Benedict, born Joseph Ratzinger, died Dec. 31 at age 95, nearly a decade after abdicating the Papacy following a 9-year-tenure defined largely by the scandal involving the Catholic Church’s role in covering up for sexual abusers all over the world. Shortly after Benedict’s death was made public, Geller tweeted, “Homophobic pedophile protector and Hitler Youth alumnus dead at 95,” alongside a link to a news report.

He deleted the tweet a few hours later, explaining in a follow up, “I deleted the tweet about Pope Benedict that was offensive and in poor judgment.”

A few days later Geller removed a reference to the publication from his Twitter bio, according to Fox News, and he now refers to his employment with Politico in past tense on his website.

 “Most recently, I spent six and a half years covering cybersecurity for Politico,” Geller’s website reads, “where I mostly wrote about how the government protects U.S. computer networks from hackers.”

The Daily Beast confirmed Geller was no longer employed by Politico. The outlet’s spokesperson Brad Dayspring said Geller’s post was a “clear violation of our social media policy and was both inaccurate and offensive,” adding company policy violations are internally reviewed and subject to discipline “up to and including termination.”

As for the “inaccurate” nature of Geller’s tweet? First, Benedict, born in 1927, actually was “a Hitler Youth alumnus.” He joined when he turned 14, which in fairness was required by law in Germany at the time. He was later drafted into the German army but deserted shortly before the German defeat in 1945.

Benedict has also been credibly accused of multiple instances of covering up for pedophile priests, including the disturbing case of a German priest named Peter Hullermann, a serial molester of young boys. In 1981 Benedict, then Archbishop of Munich and Freising, personally intervened to ensure Hullermann was given therapy instead of punishment. Hullermann was convicted of sexually abusing minors in 1986 and then secretly permitted to continue serving as a priest; Hullerman continues to be ordained to this day.

In 1981 Benedict left Germany and moved to the Vatican, where he became the head of the Congregation for the Doctrine of the Faith, the Church organization that among other things oversees decisions involving punishment of priests for crimes such as pedophilia. It was in that capacity that he has been credibly accused of personally intervening to help Lawrence Murphy, a priest who molested more than 200 boys from the 1950s-1970s.

In 1996 Murphy faced a trial by Church authorities that could have resulted in his removal, but after he wrote a letter appealing to Benedict personally, the matter was dropped.
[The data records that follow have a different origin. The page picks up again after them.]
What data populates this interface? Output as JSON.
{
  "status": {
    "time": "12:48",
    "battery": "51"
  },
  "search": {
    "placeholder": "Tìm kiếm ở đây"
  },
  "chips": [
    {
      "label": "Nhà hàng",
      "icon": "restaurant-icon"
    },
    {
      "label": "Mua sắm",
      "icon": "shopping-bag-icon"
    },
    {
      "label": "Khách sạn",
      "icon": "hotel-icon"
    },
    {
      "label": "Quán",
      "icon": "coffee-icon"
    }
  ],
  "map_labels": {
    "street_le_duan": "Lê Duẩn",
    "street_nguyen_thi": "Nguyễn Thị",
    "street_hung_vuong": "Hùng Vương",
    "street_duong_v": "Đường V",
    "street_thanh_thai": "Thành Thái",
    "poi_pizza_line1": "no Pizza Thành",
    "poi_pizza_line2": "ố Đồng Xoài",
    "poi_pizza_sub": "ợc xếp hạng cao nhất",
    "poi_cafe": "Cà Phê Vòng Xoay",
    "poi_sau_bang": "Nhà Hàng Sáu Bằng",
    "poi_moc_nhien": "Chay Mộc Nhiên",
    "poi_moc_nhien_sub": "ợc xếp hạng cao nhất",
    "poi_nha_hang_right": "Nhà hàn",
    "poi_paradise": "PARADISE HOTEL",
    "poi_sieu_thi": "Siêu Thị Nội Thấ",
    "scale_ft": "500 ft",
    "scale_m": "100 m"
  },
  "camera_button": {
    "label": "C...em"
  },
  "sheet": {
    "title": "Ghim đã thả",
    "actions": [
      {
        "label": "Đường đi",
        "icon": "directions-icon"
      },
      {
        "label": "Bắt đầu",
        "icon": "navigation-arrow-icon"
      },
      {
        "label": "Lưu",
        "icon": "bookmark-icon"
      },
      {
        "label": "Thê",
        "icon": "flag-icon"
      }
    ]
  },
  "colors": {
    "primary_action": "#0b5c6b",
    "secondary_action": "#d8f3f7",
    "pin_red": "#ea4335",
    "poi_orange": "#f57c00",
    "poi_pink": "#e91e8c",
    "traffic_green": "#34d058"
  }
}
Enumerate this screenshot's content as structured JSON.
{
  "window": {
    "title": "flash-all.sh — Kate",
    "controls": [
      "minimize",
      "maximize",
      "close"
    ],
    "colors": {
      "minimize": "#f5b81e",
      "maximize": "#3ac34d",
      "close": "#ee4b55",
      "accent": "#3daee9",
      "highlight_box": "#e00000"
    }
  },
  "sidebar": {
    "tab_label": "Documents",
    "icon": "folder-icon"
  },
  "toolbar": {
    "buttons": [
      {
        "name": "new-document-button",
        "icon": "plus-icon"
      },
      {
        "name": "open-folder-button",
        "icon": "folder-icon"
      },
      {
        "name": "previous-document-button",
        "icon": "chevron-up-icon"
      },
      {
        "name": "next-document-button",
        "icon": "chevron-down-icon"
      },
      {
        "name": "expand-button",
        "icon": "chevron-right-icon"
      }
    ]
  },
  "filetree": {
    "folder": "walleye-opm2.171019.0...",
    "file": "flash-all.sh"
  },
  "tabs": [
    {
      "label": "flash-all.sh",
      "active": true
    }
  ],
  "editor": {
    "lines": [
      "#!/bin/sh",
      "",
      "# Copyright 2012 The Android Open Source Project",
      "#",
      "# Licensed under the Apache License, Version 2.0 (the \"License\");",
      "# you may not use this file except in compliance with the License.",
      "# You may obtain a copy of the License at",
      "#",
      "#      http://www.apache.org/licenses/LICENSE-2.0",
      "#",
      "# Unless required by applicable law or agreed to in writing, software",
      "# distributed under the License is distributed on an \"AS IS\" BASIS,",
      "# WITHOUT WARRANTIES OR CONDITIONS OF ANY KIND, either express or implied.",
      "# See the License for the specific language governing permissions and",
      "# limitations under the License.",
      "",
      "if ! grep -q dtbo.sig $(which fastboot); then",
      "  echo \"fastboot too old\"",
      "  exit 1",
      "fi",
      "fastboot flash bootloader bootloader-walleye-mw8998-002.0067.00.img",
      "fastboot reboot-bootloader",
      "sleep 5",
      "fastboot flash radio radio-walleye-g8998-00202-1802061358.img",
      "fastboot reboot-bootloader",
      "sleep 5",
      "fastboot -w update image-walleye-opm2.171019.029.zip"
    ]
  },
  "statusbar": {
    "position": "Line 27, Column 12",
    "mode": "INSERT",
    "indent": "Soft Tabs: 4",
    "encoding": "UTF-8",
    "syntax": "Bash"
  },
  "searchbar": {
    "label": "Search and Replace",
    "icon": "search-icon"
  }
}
Benedict also bitterly opposed equality for LGBTQ people and once said that discriminating against homosexuals was “not unjust discrimination.” He also tried to blame gay people for the Catholic Church’s pedophile problem.

Geller was unavailable for comment and Dayspring didn’t comment further.